For many in the aids movement, the battle against the epidemic was identical with the production of lesbian, gay, and queer identities. The shifting of the epidemic to more and more poor people, communities of color, intravenous drug users, and women necessitated that the fight against aids become simultaneously a fight against racism, homelessness, the drug plague, the prison system, and the collapsing social safety net in this country. None of these potential battlegrounds is particularly mediagenic; in fact, all are almost hopelessly, routinely endemic to and deeply entwined with the structures of capitalist society.
… I have in front of me another image: of a police officer with gloved hands smashing my friend Tim’s head down on a barricade, while another grabs his exposed neck. The site was act up’s demonstration against the American Medical Association (ama) in 1991. This was a turning point for act up/Chicago, for it was here, during a marked escalation of police brutality, that demonstrators were beaten, hospitalized, and traumatized. More injuries were sustained here than ever before in our brief experience. Perhaps more significantly, we suffered collective psychic damage; many people were effectively freaked out. This was the point, after all: we were up against the limits of our own power and effectiveness.
The ama demonstration was, like all such experiences, a potentially educational one. There were many in the aids movement who had been buffered all their lives from the overt aggression of the state by protective layers of class, skin color, or maleness, for whom the brutality encountered was new and unprecedented. For some, these primary experiences were links to a new kind of consciousness about the systematic police brutality endured and fought by African Americans, Mexicans, and other people of color, poor people and “street” folk for centuries.
And while some people moved from this experience with greater awareness, seriousness, and sense of solidarity, others were hurt, frightened, and afraid. Despite our press conferences, counter-information, and lawsuits, 2 the calculated brutality by the police—much of it soft-tissue injuries which, though less visible than head-crackings and blood wounds, took longer to heal—the violence we encountered had a chilling effect on our ranks. This was the same time period that saw increased police infiltration, “dirty tricks,” and spying on aids activist groups across the country, in the context of an escalation of anti-gay violence and bigotry nationally.
Less than ten years into the epidemic, the literal disappearance of so many—all those who had joined the horribly-escalating numbers of the dead—began to collapse into the erasure of our images in the media. We dropped out of sight. This produced another hole in our midst, another empty space: we were literally being chalked out…..

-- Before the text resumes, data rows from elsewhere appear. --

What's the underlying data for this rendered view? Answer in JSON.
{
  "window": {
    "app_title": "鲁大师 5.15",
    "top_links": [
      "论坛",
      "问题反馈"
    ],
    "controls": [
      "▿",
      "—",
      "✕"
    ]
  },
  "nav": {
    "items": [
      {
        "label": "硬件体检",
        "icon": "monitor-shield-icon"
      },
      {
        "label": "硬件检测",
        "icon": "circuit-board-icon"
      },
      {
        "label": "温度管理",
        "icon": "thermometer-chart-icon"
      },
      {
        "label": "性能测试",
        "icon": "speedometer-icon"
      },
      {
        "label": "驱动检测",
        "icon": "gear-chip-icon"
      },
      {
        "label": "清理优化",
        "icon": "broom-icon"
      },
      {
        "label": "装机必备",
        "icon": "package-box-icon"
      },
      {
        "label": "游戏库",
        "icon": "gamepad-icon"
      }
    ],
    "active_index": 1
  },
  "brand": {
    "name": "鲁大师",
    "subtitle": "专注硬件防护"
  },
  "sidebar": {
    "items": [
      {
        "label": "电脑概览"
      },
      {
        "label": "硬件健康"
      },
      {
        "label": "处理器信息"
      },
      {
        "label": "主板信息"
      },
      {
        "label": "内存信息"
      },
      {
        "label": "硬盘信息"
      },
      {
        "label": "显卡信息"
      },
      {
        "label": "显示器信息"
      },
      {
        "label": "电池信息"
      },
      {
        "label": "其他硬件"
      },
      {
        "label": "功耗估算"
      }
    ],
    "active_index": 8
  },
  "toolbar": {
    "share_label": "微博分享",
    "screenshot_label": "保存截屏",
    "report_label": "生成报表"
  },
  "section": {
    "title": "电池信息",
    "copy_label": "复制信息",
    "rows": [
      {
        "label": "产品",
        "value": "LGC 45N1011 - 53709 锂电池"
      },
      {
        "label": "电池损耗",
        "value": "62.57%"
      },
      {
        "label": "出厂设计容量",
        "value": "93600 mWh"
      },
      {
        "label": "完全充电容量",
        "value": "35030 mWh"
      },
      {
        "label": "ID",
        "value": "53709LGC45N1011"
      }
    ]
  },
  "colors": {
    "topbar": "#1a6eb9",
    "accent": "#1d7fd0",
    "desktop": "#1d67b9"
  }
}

1 See Josh Gamson’s “Silence, Death, and the Invisible Enemy: AIDS Activism and Social Movement ‘Newness’” in Social Problems, Vol. 36, No. 4, October 1989.
2 In 1995, injured demonstrators finally reached a settlement in a lawsuit against the Chicago police.